This guidance is for individual landlords of rental property. It does not apply to companies.

This article looks at the cash basis which is now the accounting method for most landlords.

Cash Basis

From 2017/2018 tax year onwards, the default accounting method for calculating income from property, be it commercial or residential property, is the cash basis. It replaced the accruals basis which was based on traditional accounting.

Property profits under the cash basis is simply total receipts in the tax year less total expenses paid in the tax year.

Eligibility for Cash Basis

To be eligible for the cash basis, landlords must not be incorporated businesses so this applies only to individuals or partnerships.

Landlords must have annual receipts of no more than £150,000.

Where the accounting period is less than 12 months, this limit is proportionally reduced.

Accounting Period

Unlike sole traders and partnerships, the accounting period for individual landlords is 6 April to 5 April. If accounts are drawn up to a different date, then must use 2 accounting periods and apportion on a daily basis to 6 April – 5 April.

What receipts are included?

Receipts from tenants at the date paid whether this is to a letting agent or directly to the landlord.

Receipts on sale of assets used in the business, where the original expenditure was claimed through the cash basis e.g. a van used in the business, or computers.

Exclude:

  • Receipts on the grants of short lease premiums (a formula is applied to split the premium into an income tax element and capital gains element)
  • Receipts of disposal proceeds of rental properties. These continue to be taxed under the capital gains tax system.

Post cessation receipts are also taxed under the cash basis in the tax year of receipt.

What expenditure cannot be claimed under the cash basis?

For expenses to be allowable, they must be incurred wholly and exclusively for the purpose of renting the property.  Examples of wholly and exclusively incurred expenses include insurance, letting agents, advertising, accountancy fees for the business, office expenditure.

Capital expenditure can be claimed under the cash basis with some exceptions.
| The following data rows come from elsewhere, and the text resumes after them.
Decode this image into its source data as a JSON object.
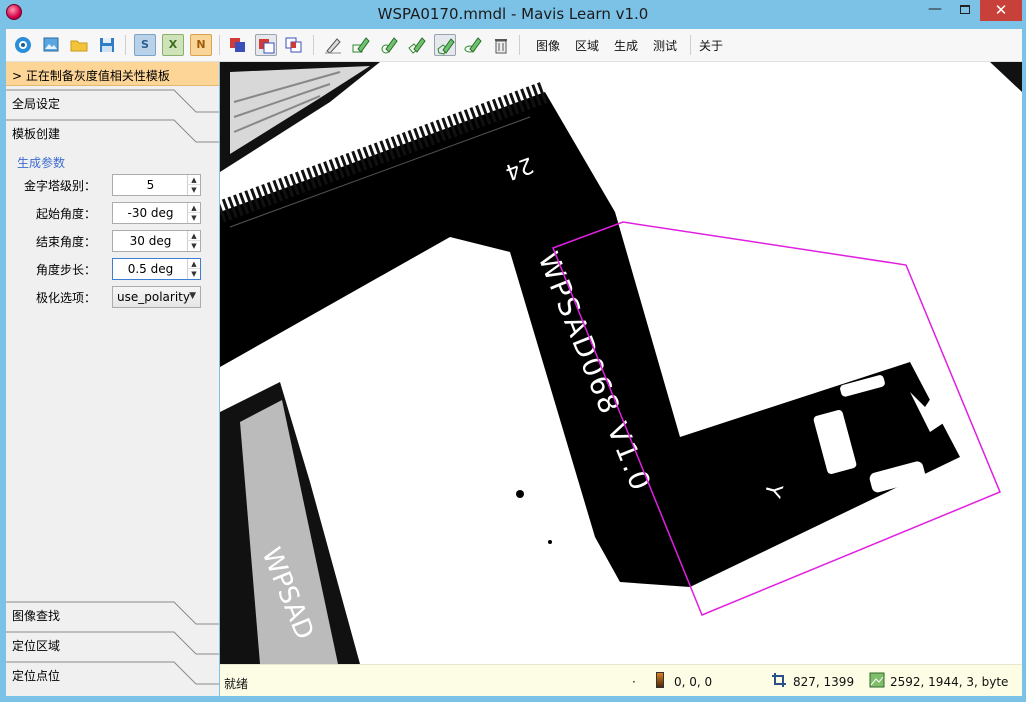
{
  "window": {
    "title": "WSPA0170.mmdl - Mavis Learn v1.0",
    "min_glyph": "—",
    "close_glyph": "✕"
  },
  "toolbar": {
    "letters": {
      "s": "S",
      "x": "X",
      "n": "N"
    },
    "menus": [
      "图像",
      "区域",
      "生成",
      "测试",
      "关于"
    ]
  },
  "sidebar": {
    "active_section": "> 正在制备灰度值相关性模板",
    "sections": [
      "全局设定",
      "模板创建",
      "图像查找",
      "定位区域",
      "定位点位"
    ],
    "group_title": "生成参数",
    "params": [
      {
        "label": "金字塔级别：",
        "value": "5"
      },
      {
        "label": "起始角度：",
        "value": "-30 deg"
      },
      {
        "label": "结束角度：",
        "value": "30 deg"
      },
      {
        "label": "角度步长：",
        "value": "0.5 deg"
      },
      {
        "label": "极化选项：",
        "value": "use_polarity"
      }
    ]
  },
  "canvas": {
    "labels": {
      "pin_count": "24",
      "part_number": "WPSAD068 V1.0",
      "marker": "Y",
      "part_number_2": "WPSAD"
    },
    "roi_color": "#e020e0"
  },
  "status": {
    "text": "就绪",
    "dot": "·",
    "pixel_value": "0, 0, 0",
    "cursor_pos": "827, 1399",
    "image_info": "2592, 1944, 3, byte"
  },
  "colors": {
    "title_bar": "#7cc2e7",
    "active_section": "#fdd597",
    "group_title": "#3d6bd1",
    "close_button": "#c7413a"
  }
}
The following types of capital expenditure are not allowable:

  • Assets not for use on a continuing basis in the business
  • Assets that are not depreciating (depreciating assets have useful economic lives of less than 20 years)
  • Purchase/disposal of a property business
  • Cars
  • Assets for use in residential lets (see Replacement of Domestic Items Relief below)
  • Education/training expenditure
  • Land
  • Lease premiums: although receipts of lease premiums are taxed when received, the expense of a lease premium is not allowable.
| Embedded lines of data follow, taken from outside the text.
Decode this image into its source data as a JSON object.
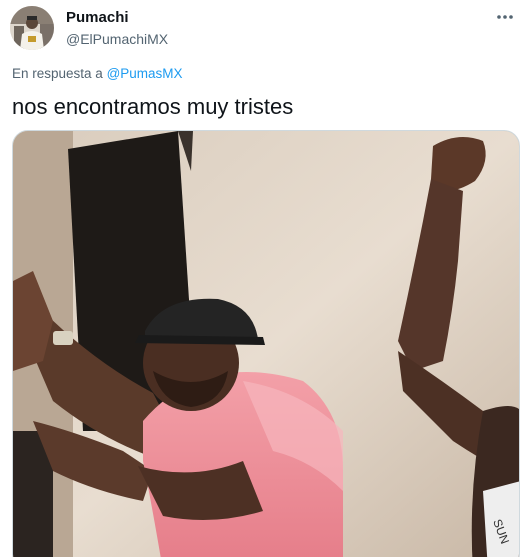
{
  "tweet": {
    "display_name": "Pumachi",
    "handle": "@ElPumachiMX",
    "reply_prefix": "En respuesta a",
    "reply_to": "@PumasMX",
    "text": "nos encontramos muy tristes",
    "more_icon": "more-horizontal-icon"
  },
  "colors": {
    "accent": "#1d9bf0",
    "text_primary": "#0f1419",
    "text_secondary": "#536471"
  }
}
Replacement of Domestic Items Relief

These rules still apply under the cash basis.

This allows landlords to claim for the cost of replacing assets provided for use in residential properties. The initial outlay cannot be claimed back. The replacement of domestic items relief does not apply to furnished holiday lettings.

The claim is for the costs of replacement (including delivery costs) less proceeds on selling the old item.  The replacement must be a like for like replacement of the original item i.e. no improvement.

Please see the article “Property Rental Expenses for Individual Landlords” for more detail.

Interest and other finance costs on residential properties (excluding furnished holiday lets)

Interest and other finance costs cannot be deducted as an expense from the tax year 2020-2021. Instead the landlord gets basic tax rate relief.

As an example, if interest paid during the tax year is £1000, this is not deducted from taxable profits. Instead 1000@20%=£200 is taken off the income tax liability.

The tax relief is the lower of:

  1. The interest and finance costs
  2. Property rental profits (after brought forward losses)
  3. Adjusted total income

Any finance costs not to receive basic rate relief, can be carried forward.

The tax reduction cannot create an income tax refund.

This treatment applies to interest on residential mortgages, interest on loans to buy furnishings, including fees and other incidental costs.

Where a loan is for a mixed property e.g. a shop with a flat above, the interest needs to be split on a just and reasonable basis.

Loans on properties exceeding market value

This is a further restriction specifically for landlords using the cash basis. Where outstanding loans on properties at the beginning of the tax year are greater than the market value of the properties when first let plus any capital improvements not deducted from profits, then relief is restricted.

Elect to use Accruals Basis

Landlords who prefer to use the traditional accounting method may elect to carry on using the accruals basis. To do this, simply tick the box on the tax return to indicate you are using the accruals basis.  The election should be made within 1 year of the normal filing date for the tax year, so if the tax return is filed on time, then this condition is met.

Under the accruals basis, receipts and expenses are only accounted for in the period to which they relate to.

Multiple Property Businesses

Landlords who have multiple property businesses can choose to use the cash basis or accruals basis for each business. They do not need to use the same basis across all their businesses, this includes an overseas property business.

Landlords who have to use the accruals basis

To join the cash basis, rental receipts in a tax year must be less than £150,000. But a landlord will have to leave the cash basis if rental receipts exceed £300,000 in the previous tax year and receipts are greater than £150,000 in the current tax year. Note that where the accounting period is less than 12 months, this limit is proportionally reduced.

If a property is held jointly with a spouse or civil partner, then both owners need to use the same accounting method. They can use a different basis if they declare that they are beneficially entitled to the income in unequal shares.

Transition to Cash Basis

Most eligible landlords will have gone through the transition process to the cash basis during the 2017-2018 tax year. New landlords will by default use the cash basis.

For those who elected to carry on with the accruals basis and have now decided to change to the cash basis, the following transitional steps need to be taken:

  • Ensure that income and expenses that had been accrued for in the previous tax year are not taxed again in the current tax year when they are received.
  • Capital Allowances: Any written down values of assets, except cars, need be written off as an expense. Cars are the only asset that can receive capital allowances under the cash basis. This is because cars are not allowed to be deducted as an expense unlike other capital expenditure.